Given data START

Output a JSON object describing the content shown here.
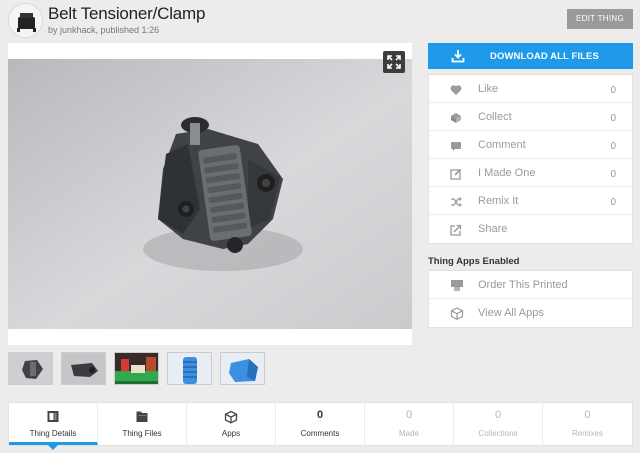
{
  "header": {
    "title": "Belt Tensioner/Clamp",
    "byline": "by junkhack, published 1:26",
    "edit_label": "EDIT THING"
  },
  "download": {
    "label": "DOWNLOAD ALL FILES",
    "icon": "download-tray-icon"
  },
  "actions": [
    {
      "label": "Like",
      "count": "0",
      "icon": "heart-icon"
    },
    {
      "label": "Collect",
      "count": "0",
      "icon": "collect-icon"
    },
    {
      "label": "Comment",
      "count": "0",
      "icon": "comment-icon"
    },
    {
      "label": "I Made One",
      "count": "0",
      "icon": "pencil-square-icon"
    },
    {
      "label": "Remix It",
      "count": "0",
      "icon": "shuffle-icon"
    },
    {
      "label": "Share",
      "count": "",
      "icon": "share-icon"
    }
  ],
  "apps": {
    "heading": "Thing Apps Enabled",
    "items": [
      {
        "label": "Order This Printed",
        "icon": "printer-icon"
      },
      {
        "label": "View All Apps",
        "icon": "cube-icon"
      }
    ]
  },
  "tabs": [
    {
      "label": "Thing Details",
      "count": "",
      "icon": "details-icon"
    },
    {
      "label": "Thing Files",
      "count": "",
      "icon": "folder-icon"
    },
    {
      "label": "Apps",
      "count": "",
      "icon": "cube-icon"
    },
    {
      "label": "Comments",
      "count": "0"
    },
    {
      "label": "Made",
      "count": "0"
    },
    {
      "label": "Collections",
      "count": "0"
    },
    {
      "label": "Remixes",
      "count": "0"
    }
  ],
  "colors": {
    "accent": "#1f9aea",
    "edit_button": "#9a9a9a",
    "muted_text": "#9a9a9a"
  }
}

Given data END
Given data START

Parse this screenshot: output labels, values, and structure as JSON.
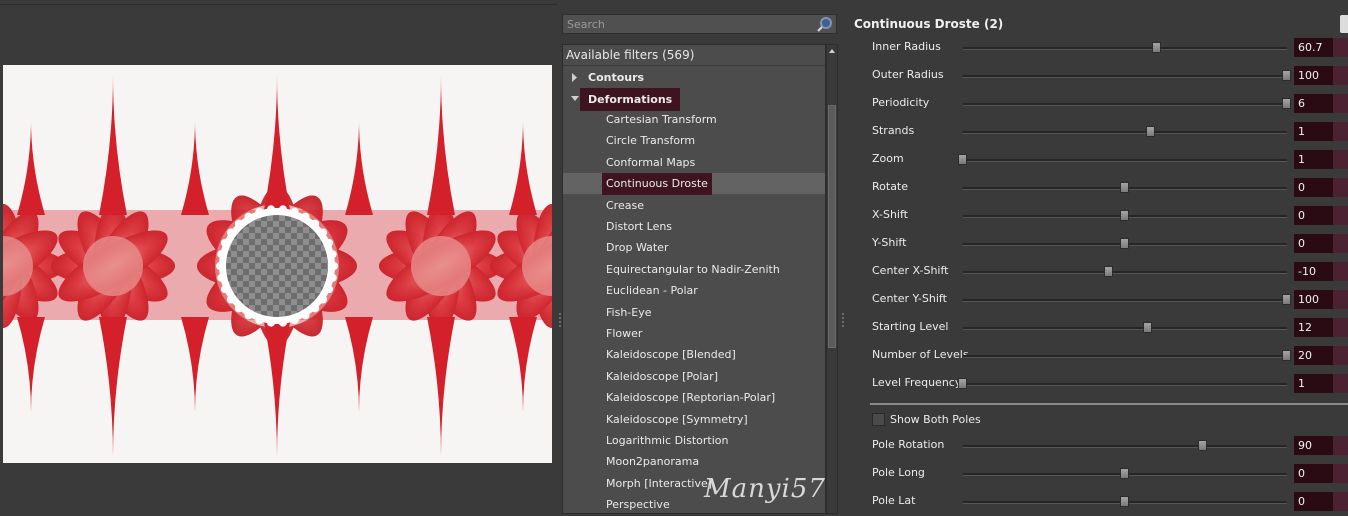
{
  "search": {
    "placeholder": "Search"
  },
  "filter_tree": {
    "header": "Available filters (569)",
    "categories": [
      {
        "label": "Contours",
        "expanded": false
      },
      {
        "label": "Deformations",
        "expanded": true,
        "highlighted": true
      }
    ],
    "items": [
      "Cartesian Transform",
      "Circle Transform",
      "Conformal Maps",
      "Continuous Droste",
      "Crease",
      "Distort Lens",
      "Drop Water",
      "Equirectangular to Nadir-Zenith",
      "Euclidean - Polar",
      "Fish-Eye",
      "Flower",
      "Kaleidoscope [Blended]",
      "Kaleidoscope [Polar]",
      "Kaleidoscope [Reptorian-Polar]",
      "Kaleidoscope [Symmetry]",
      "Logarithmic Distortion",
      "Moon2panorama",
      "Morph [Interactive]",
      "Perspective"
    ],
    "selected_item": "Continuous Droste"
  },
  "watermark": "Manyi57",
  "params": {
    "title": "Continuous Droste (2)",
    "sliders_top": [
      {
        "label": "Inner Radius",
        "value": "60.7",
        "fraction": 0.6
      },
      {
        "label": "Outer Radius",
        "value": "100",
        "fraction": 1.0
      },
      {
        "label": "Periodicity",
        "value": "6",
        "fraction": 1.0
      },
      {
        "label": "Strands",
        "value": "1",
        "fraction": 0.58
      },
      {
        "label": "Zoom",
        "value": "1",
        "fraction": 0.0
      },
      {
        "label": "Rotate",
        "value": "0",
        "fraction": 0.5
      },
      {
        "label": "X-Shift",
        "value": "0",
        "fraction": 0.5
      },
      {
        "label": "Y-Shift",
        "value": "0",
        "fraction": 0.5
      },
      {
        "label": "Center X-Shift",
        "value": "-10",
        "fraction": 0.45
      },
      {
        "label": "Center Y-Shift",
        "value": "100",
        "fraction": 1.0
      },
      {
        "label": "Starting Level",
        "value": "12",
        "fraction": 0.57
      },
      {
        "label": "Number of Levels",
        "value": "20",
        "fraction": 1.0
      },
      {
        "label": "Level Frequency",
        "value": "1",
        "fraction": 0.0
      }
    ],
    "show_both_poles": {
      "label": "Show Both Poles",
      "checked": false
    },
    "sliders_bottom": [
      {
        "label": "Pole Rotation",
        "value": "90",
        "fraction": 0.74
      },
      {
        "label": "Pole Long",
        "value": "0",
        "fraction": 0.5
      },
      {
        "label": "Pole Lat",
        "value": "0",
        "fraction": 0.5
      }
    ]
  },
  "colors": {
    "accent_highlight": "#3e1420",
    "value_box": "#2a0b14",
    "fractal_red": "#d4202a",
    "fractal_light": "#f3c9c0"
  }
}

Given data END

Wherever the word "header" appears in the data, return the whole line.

  "header": {
    "header": "Available filters (569)",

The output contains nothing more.